The online announcement of this year’s John S. Knight Journalism Fellowships at Stanford University is titled “Innovation from many corners.” One of those corners is SPJ.
Alexa Schirtzinger, a board member of the Rio Grande Pro chapter, is one of the 12 U.S. members of the 2013-14 fellowship program, which supports journalism innovation through leadership and entrepreneurship. Schirtzinger, editor-in-chief of the Santa Fe Reporter — an alternative weekly in New Mexico — applied for the fellowship because of the potential she sees for alt-weeklies to play key roles in their communities.
Her goal: “to use the innovative strengths and contemporary challenges of the modern alternative weekly newspaper as a platform for exploring new revenue models in local journalism,” according to the brief proposal on the fellowship website. She begins her journey in September.
Schirtzinger noted that alt-weeklies are a unique aspect of journalism for many different reasons: They’re a fairly modern news medium; they are well established with niche demographics in communities; and they’re similar to startups.
“Alt-weeklies are so naturally positioned to take advantage of that stuff,” she said. “We have this, but we’re not capitalizing on it at all.”
Schirtzinger is determined to find a suitable model that will allow alt-weeklies to have greater resources, steeper revenue and ultimately a stronger impact on their readers. But Schirtzinger didn’t always want to be a journalist.
“As a kid, I didn’t really know what journalists were,” she said. “I thought the newspaper just appeared.”

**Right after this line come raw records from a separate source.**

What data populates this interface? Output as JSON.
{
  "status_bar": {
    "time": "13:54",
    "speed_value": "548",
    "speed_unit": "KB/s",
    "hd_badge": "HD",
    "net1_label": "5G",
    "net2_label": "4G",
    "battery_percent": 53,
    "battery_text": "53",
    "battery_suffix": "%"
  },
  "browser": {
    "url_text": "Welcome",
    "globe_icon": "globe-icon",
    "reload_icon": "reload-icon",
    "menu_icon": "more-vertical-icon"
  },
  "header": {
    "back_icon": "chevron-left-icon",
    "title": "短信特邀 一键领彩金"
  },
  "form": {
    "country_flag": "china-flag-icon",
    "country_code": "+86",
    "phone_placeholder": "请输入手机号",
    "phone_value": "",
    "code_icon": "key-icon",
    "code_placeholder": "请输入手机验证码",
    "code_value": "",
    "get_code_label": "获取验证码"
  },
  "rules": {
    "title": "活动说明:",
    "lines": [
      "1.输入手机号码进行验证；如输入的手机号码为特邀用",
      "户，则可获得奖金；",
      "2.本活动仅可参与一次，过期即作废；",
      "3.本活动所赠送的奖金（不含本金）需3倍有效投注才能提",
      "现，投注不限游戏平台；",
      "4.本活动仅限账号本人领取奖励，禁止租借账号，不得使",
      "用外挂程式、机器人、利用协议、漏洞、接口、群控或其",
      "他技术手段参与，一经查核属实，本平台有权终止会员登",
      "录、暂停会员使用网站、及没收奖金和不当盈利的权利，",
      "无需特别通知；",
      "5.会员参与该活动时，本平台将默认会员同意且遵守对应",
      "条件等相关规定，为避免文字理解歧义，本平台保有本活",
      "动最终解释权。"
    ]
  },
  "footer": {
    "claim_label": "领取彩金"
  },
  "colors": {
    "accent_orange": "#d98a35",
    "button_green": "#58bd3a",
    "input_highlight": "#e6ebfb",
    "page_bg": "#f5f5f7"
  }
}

Upon studying environmental science and Spanish at Dartmouth College, Schirtzinger took a different path as a Peace Corps volunteer in El Salvador. It wasn’t until she returned to the U.S. with hundreds of handwritten pages in her journal that she realized her passion for writing about the world around her. And after covering a dog show for the Tao News, she was hooked.
Schirtzinger went to the Columbia University Graduate School of Journalism, where Stephen Fried, adjunct faculty member, recalled that she was a particularly successful student, winning the Richard T. Baker Magazine Production Award at graduation. But more than smarts, Fried noted that Schirtzinger wrote about social problems as a way to enact change. She won the award with her ability to put a human face to a global problem in America: immigrant remittances.
“She was very much fearless and very smart,” Fried said. “She really wanted the journalism to be high-minded and ambitious.”
She was just about to give up on the industry — and Fried was in the process of convincing her not to — when the Santa Fe Reporter offered her a staff writer position. Less than a year later, she was promoted to editor-in-chief of the alternative weekly, which has a lot of manpower for its limited resources. The publication’s small staff of five produces a weekly paper and runs a live website for roughly 22,000 readers.
One day during her tenure as editor-in-chief, Schirtzinger talked on the phone with Kimberly Thorpe, a good friend and former Columbia classmate. Thorpe recalls Schirtzinger speaking passionately about her work — the day-to-day art of running a publication, and more particularly a music festival the Reporter was organizing to raise funds. Schirtzinger’s experiment was a success; the festival generated 60 percent return on investment.
“She felt like this was a good strategy for journalism, specifically at alt-weeklies, and she wondered why this hadn’t been done before,” Thorpe said. “That’s what ultimately ended up being the opening formula for the opportunity for her to have a scholarship.”
Looking back on that conversation and on their time at Columbia, Thorpe is not surprised Schirtzinger received the fellowship.
“She cared that the stuff she chose had a serious impact,” Thorpe said. “I think journalism is a great career for Alexa because she’s really invested in the truth.”
The truth she’ll seek next: the best way for alternative weeklies to leverage themselves in local journalism.